The first defense talks between Beijing and Washington after Barack Obama took office were the "best" in more than a decade, a senior US defense official said in Beijing during the weekend.
"These were the best set of talks that I have ever been a part of ... between the US and Chinese defense establishments," David Sedney, US deputy assistant secretary of defense for Asia and Pacific security affairs, said on Saturday. He has been involved in China-US military dialogues since 1997.
"Both sides were more frank and more direct," Sedney said while briefing reporters at the US embassy after a total of 15 hours of talks with mainland military officials and scholars in Beijing on Friday and Saturday.
Sedney, who co-chaired the Defense Policy Coordination Talks (DPCT) with Major-General Qian Lihua, director of the foreign affairs office of the Defense Ministry, also said both sides have agreed on scheduling high-level military exchanges soon.
The DPCT meeting is seen as laying the groundwork for the more formal Defense Consultative Talks attended by the two nations' deputy defense ministers, which were last held almost one-and-half years ago in Washington, military officials said.
"We certainly agreed we are going to be having high-level exchanges very soon," Sedney said, adding meetings will be held today for scheduling the talks.
The closed-door DPCT was also the first in five months after the mainland called off almost all bilateral military exchanges in October last year in response to the Bush administration's $6.5 billion proposed arms deal to Taiwan, the biggest military package offered to the island since 1982.
During the talks over the weekend, the US representatives were again urged to stop arms sales to Taiwan and push for peaceful ties across the Taiwan Straits with practical measures.
But Sedney said the US stance on Taiwan would not change.
"The positions (on Taiwan) haven't really been changes," said Sedney, adding the two sides have discussed the issue in detail.
"The ... Taiwan (question) is the core central issue for the Chinese. They made it very clear and effectively, and we understand that."
The US has regularly sold arms to Taiwan for what it says will preserve stability across the Straits, but the moves have consistently angered the mainland.

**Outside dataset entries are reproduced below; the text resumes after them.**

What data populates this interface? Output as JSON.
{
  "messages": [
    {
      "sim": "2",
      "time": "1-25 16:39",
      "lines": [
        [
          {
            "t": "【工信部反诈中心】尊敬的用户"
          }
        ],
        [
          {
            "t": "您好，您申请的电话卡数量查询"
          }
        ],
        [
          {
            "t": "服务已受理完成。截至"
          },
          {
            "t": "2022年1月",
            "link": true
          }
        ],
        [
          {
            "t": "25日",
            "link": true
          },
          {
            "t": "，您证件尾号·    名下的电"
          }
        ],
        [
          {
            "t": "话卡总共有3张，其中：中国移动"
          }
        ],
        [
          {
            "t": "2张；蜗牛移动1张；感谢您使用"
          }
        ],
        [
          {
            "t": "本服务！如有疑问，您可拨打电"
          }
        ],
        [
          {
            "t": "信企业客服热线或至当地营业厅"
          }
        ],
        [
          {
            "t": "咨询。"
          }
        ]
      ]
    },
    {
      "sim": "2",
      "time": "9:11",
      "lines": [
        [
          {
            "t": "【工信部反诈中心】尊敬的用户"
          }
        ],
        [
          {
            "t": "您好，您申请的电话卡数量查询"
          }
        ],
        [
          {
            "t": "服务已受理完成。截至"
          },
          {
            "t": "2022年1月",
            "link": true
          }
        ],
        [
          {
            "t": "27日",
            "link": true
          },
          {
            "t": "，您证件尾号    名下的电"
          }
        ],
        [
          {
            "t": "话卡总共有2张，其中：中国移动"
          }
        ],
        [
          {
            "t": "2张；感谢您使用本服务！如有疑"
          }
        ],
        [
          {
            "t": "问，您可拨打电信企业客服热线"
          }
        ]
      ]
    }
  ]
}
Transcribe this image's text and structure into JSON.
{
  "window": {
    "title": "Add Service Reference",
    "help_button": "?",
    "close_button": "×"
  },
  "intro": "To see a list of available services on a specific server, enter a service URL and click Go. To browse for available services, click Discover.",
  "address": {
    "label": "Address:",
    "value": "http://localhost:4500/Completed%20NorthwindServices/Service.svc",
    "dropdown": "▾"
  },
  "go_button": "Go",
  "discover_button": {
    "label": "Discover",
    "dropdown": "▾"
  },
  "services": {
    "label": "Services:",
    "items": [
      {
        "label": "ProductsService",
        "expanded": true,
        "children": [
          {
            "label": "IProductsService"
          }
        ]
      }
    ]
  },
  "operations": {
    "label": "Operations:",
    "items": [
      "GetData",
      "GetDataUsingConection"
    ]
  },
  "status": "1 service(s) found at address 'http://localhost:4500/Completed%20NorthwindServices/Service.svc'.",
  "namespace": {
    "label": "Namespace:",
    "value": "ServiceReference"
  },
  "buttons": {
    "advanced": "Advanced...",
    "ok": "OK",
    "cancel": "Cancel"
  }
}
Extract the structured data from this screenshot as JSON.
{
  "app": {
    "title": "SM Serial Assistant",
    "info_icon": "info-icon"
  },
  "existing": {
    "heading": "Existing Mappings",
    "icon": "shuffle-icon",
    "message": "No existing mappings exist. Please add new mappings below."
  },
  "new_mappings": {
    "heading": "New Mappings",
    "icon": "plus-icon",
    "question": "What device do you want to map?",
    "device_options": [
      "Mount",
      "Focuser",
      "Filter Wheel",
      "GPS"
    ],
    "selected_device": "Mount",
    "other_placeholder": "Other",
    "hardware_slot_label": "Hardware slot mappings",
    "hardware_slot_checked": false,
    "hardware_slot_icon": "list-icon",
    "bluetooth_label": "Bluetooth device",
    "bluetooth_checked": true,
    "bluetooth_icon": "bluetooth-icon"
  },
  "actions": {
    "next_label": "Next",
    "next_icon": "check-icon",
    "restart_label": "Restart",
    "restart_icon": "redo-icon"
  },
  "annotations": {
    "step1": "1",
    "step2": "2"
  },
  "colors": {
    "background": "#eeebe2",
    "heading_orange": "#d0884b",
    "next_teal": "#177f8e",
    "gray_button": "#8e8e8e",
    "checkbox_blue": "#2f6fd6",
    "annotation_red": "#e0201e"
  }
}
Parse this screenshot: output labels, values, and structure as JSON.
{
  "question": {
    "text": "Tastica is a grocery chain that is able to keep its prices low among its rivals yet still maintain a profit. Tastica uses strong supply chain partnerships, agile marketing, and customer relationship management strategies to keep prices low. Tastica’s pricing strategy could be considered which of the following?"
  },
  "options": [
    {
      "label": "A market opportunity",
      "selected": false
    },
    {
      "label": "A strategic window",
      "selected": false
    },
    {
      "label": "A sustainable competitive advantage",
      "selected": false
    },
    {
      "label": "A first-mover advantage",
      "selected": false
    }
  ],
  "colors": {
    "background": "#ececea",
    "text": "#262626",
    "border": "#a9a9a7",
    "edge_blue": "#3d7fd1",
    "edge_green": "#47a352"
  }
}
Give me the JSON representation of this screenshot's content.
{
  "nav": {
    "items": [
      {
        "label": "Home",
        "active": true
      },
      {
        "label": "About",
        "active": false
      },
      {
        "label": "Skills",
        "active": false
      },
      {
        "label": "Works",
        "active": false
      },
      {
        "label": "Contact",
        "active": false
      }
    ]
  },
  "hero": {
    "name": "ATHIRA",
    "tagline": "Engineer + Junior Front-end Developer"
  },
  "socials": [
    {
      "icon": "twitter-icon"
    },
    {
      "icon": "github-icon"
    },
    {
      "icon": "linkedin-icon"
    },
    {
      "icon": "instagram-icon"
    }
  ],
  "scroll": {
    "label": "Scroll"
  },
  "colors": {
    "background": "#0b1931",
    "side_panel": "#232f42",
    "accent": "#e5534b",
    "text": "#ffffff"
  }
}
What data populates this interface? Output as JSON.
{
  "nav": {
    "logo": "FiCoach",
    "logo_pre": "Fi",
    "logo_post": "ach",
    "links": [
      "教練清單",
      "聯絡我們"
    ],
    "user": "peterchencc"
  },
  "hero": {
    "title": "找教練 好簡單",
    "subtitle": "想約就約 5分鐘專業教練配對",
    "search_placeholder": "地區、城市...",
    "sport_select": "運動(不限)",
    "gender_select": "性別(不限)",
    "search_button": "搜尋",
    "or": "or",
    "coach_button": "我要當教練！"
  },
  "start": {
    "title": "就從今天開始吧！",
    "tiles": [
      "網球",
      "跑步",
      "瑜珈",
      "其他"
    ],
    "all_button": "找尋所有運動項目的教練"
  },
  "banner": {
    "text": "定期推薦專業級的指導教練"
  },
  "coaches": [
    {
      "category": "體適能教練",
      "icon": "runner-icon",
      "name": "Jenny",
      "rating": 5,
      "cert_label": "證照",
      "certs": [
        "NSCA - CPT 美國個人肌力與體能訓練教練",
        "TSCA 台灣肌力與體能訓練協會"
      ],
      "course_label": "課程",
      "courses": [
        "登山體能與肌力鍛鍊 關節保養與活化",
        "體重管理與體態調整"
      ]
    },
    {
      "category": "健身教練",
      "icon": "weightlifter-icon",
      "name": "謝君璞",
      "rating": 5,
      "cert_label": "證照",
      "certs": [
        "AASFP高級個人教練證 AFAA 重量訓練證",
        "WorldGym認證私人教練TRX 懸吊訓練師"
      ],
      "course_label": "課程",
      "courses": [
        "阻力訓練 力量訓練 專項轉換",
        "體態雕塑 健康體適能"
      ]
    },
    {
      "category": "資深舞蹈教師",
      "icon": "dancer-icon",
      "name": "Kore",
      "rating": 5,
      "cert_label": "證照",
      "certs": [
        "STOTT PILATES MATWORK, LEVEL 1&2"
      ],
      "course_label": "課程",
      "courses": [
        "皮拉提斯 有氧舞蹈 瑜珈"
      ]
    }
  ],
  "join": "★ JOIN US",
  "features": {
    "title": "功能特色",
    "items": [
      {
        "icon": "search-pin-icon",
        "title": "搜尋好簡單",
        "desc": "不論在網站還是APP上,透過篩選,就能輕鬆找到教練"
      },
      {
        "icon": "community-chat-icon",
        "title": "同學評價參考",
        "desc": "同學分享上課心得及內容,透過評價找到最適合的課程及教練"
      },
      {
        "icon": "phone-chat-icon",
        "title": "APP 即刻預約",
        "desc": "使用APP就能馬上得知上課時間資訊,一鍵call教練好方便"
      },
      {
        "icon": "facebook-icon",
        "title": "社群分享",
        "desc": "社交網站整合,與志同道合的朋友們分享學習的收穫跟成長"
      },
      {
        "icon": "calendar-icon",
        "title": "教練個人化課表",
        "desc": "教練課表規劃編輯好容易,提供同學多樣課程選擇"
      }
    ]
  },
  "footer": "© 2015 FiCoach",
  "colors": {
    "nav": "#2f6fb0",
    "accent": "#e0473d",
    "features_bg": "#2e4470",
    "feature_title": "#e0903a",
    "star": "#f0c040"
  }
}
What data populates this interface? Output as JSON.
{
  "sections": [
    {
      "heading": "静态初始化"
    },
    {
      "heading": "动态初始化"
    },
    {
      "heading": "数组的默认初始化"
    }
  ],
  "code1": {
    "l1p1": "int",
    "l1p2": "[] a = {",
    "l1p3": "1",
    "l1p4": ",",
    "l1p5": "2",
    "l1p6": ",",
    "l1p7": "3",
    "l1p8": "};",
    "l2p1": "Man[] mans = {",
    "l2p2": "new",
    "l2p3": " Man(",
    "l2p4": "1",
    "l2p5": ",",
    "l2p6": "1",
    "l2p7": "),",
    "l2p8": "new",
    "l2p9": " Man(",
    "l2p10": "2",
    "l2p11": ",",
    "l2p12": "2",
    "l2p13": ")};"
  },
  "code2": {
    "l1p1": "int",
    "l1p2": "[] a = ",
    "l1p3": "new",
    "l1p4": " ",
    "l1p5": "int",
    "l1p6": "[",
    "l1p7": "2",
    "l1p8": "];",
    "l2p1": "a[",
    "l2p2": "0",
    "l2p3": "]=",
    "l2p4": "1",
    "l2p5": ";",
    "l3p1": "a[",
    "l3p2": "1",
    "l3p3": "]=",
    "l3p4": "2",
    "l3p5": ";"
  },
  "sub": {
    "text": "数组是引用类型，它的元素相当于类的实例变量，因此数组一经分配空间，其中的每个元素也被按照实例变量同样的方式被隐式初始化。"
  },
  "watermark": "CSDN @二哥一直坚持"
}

"The theme of this Beijing meeting is that the mainland makes sure the US understands its core interest issues, including Taiwan, while the US lists areas where the two parties can cooperate in," Major-General Luo Yuan, a senior expert with the Academy of Military Science, told China Daily.